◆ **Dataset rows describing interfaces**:
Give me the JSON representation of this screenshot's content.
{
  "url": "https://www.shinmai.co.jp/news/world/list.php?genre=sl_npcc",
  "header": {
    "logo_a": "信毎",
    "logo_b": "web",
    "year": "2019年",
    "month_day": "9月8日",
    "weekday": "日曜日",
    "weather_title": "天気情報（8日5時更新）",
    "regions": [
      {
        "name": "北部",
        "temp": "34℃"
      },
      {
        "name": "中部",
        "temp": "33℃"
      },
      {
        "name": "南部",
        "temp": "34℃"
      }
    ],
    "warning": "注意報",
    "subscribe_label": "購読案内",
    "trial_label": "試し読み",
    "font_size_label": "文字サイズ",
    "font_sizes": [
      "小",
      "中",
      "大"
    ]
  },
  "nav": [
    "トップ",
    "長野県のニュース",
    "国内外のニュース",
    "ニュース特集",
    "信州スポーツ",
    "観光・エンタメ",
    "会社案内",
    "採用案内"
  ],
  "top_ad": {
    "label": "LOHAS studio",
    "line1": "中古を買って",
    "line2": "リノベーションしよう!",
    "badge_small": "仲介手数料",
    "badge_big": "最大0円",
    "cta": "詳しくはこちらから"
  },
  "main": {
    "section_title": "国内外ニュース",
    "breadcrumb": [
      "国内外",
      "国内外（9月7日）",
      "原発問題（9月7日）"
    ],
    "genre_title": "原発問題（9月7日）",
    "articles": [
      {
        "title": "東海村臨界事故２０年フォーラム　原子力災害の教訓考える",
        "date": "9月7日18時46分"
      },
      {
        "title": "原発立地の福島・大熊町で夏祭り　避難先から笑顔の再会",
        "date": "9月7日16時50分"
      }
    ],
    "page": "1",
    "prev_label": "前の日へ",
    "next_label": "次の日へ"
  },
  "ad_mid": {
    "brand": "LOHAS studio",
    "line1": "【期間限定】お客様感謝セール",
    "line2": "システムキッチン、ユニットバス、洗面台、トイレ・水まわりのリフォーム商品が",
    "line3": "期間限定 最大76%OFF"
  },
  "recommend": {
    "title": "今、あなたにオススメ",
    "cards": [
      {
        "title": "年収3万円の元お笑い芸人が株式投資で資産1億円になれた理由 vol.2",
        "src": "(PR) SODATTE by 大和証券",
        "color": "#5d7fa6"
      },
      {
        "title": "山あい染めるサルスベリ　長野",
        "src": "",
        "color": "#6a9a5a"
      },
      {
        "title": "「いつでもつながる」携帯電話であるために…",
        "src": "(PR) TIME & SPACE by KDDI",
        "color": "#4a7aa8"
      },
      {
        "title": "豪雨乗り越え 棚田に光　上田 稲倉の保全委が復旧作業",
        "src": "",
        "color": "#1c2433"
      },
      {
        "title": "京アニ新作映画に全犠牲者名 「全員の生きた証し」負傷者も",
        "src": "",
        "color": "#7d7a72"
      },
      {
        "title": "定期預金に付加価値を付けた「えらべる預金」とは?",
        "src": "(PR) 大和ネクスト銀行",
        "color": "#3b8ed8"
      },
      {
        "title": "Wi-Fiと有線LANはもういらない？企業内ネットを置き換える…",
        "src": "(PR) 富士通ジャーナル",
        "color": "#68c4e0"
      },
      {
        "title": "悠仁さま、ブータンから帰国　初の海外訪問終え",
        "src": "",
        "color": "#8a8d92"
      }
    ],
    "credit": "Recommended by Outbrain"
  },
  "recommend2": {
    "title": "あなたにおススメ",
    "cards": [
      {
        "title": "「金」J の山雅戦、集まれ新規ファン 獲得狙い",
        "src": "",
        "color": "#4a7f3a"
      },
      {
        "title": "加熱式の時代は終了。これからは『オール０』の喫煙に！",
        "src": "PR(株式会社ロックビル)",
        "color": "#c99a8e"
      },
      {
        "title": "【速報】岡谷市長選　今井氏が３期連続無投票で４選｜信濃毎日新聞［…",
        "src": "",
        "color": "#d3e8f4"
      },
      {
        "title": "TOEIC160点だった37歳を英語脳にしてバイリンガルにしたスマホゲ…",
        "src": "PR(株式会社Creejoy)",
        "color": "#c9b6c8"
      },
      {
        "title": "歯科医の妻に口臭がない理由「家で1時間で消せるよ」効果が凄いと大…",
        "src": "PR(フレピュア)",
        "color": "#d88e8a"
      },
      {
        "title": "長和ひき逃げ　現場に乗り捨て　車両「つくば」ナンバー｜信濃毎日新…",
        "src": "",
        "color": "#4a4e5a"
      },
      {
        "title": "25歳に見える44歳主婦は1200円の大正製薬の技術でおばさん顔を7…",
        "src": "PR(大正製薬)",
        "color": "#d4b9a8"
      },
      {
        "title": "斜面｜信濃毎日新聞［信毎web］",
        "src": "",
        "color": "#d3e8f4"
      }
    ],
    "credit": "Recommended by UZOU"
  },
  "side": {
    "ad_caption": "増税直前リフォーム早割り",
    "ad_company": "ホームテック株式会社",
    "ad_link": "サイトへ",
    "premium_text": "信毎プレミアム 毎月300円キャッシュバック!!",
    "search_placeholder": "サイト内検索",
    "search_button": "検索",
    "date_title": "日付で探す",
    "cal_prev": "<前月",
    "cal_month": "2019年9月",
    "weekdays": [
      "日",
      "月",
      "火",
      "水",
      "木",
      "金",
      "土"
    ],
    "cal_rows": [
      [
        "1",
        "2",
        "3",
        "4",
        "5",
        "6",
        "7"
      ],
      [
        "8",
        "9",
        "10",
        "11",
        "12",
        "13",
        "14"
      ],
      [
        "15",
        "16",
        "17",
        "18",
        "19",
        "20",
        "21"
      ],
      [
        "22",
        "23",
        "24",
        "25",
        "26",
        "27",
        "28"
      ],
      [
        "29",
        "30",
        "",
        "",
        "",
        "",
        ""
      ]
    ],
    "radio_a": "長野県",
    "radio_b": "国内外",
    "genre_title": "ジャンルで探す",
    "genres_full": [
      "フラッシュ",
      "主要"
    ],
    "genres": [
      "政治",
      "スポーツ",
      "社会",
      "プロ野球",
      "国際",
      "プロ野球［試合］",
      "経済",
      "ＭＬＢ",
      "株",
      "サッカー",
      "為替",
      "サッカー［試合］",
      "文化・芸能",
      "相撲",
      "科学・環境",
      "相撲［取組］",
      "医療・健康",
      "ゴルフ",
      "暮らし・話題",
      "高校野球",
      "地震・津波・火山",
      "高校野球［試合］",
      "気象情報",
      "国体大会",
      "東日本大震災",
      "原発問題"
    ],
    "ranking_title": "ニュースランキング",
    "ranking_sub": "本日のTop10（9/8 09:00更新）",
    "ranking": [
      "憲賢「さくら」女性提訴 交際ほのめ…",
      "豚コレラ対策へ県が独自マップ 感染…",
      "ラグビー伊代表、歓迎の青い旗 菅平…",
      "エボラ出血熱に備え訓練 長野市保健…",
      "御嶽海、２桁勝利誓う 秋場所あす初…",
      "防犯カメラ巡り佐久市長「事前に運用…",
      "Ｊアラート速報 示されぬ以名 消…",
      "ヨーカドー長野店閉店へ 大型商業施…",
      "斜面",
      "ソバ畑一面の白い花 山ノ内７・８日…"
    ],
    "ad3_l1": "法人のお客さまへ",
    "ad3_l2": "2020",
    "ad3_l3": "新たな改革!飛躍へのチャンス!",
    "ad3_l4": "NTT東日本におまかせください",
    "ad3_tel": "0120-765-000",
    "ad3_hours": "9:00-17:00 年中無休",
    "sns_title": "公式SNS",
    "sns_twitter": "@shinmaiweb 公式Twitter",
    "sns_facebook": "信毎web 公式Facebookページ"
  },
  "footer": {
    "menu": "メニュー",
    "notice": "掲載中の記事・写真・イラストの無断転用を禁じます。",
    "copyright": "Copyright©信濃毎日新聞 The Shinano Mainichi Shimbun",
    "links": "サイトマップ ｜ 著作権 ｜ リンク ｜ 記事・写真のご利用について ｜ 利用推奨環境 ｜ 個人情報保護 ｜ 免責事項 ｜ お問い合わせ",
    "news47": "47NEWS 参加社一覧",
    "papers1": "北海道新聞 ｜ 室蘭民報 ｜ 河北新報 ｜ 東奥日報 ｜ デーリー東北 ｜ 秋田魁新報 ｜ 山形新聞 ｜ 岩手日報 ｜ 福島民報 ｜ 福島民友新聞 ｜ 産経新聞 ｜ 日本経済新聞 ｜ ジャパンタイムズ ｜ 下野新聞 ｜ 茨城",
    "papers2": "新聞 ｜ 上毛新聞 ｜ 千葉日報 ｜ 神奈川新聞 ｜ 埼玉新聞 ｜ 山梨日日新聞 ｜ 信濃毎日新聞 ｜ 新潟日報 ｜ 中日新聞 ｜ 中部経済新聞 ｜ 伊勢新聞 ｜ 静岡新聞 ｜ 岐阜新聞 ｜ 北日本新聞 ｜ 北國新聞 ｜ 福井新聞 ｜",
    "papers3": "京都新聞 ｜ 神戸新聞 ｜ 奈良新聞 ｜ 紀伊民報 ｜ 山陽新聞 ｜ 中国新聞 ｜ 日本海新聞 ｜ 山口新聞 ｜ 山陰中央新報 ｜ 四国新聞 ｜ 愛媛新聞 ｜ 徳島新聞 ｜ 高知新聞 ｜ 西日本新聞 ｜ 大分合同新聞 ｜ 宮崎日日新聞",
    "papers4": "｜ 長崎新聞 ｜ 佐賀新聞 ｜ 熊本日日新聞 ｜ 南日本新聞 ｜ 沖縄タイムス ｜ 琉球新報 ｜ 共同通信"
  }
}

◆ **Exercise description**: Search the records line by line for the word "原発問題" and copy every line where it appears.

◆ **Reply**:
      "原発問題（9月7日）"
    "genre_title": "原発問題（9月7日）",
      "原発問題"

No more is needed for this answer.